*** SUPPLIED DATA Section Begins ***

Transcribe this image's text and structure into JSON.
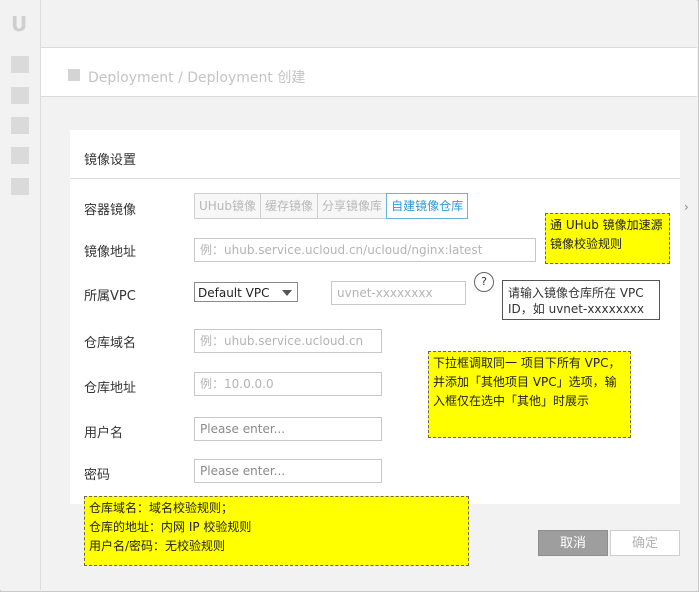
{
  "app": {
    "logo": "U"
  },
  "sidebar": {
    "items": [
      "nav-1",
      "nav-2",
      "nav-3",
      "nav-4",
      "nav-5"
    ]
  },
  "header": {
    "breadcrumb": "Deployment / Deployment 创建"
  },
  "card": {
    "title": "镜像设置"
  },
  "form": {
    "image_label": "容器镜像",
    "image_tabs": [
      "UHub镜像",
      "缓存镜像",
      "分享镜像库",
      "自建镜像仓库"
    ],
    "active_tab": 3,
    "image_addr_label": "镜像地址",
    "image_addr_placeholder": "例：uhub.service.ucloud.cn/ucloud/nginx:latest",
    "vpc_label": "所属VPC",
    "vpc_select": "Default VPC",
    "vpc_input_placeholder": "uvnet-xxxxxxxx",
    "vpc_help_icon": "?",
    "vpc_tip": "请输入镜像仓库所在 VPC ID，如 uvnet-xxxxxxxx",
    "domain_label": "仓库域名",
    "domain_placeholder": "例：uhub.service.ucloud.cn",
    "repo_addr_label": "仓库地址",
    "repo_addr_placeholder": "例：10.0.0.0",
    "username_label": "用户名",
    "username_placeholder": "Please enter...",
    "password_label": "密码",
    "password_placeholder": "Please enter..."
  },
  "notes": {
    "uhub": "通 UHub 镜像加速源镜像校验规则",
    "vpc": "下拉框调取同一 项目下所有 VPC，并添加「其他项目 VPC」选项，输入框仅在选中「其他」时展示",
    "rules": [
      "仓库域名：域名校验规则；",
      "仓库的地址：内网 IP 校验规则",
      "用户名/密码：无校验规则"
    ]
  },
  "chevron": "›",
  "actions": {
    "cancel": "取消",
    "confirm": "确定"
  }
}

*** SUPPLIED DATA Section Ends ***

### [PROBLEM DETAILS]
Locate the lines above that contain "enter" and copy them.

### [TASK RESULT]
    "username_placeholder": "Please enter...",
    "password_placeholder": "Please enter..."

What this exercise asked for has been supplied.